Back on March 1st, a SpaceX rocket launched two satellites into orbit. One was Eutelsat’s 115 West B (and ordered as a Sat-Mex satellite), and the other for ABS of Bermuda. Both were ‘all-electric’ satellites built by Boeing. It is now clear that both the satellites will arrive on to their targeted orbital positions a month earlier than first expected.
The ‘all-electric’ design means that the satellites carry significantly less fuel, making them lighter overall and significantly cheaper to launch. The downside is that the satellites use their XENON-ION thrusters to raise themselves to their operational orbit. This takes many months.
The cost-savings come about because the two lighter satellites can share a single launch on a SpaceX rocket, which costs about $60 million per launch.
It has now been confirmed by Eutelsat that its craft will be on orbit in late-September, about a month earlier than expected. The ABS-3A satellite will be on orbit in late-August, again about a month earlier.

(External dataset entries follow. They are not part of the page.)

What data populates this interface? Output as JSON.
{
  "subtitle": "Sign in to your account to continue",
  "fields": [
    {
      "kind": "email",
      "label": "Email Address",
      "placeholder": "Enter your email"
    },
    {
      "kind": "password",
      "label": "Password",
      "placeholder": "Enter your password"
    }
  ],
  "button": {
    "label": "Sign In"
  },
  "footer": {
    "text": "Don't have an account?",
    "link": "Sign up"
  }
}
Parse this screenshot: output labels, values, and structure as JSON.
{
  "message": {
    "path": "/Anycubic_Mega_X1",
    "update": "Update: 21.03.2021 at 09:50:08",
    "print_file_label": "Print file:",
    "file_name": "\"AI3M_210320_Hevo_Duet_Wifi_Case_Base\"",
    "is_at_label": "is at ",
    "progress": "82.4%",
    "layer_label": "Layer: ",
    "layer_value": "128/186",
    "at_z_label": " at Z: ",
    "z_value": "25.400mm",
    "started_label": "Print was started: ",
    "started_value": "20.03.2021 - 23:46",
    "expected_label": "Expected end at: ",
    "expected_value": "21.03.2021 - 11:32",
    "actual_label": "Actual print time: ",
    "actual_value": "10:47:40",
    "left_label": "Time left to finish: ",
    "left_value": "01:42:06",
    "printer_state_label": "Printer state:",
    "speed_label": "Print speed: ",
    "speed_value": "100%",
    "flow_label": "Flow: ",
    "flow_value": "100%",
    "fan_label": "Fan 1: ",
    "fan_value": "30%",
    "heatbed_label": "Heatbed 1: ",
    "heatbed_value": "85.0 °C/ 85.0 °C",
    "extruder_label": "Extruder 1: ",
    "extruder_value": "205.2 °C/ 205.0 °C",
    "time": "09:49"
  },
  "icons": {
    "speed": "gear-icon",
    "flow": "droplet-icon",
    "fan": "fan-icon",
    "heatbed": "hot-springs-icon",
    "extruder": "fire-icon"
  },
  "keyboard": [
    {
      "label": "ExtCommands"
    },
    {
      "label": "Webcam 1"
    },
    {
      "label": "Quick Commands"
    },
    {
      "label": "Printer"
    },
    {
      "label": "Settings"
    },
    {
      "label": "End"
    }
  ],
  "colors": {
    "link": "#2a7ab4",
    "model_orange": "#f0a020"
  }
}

Both satellites will then undergo a period of routine in-orbit testing.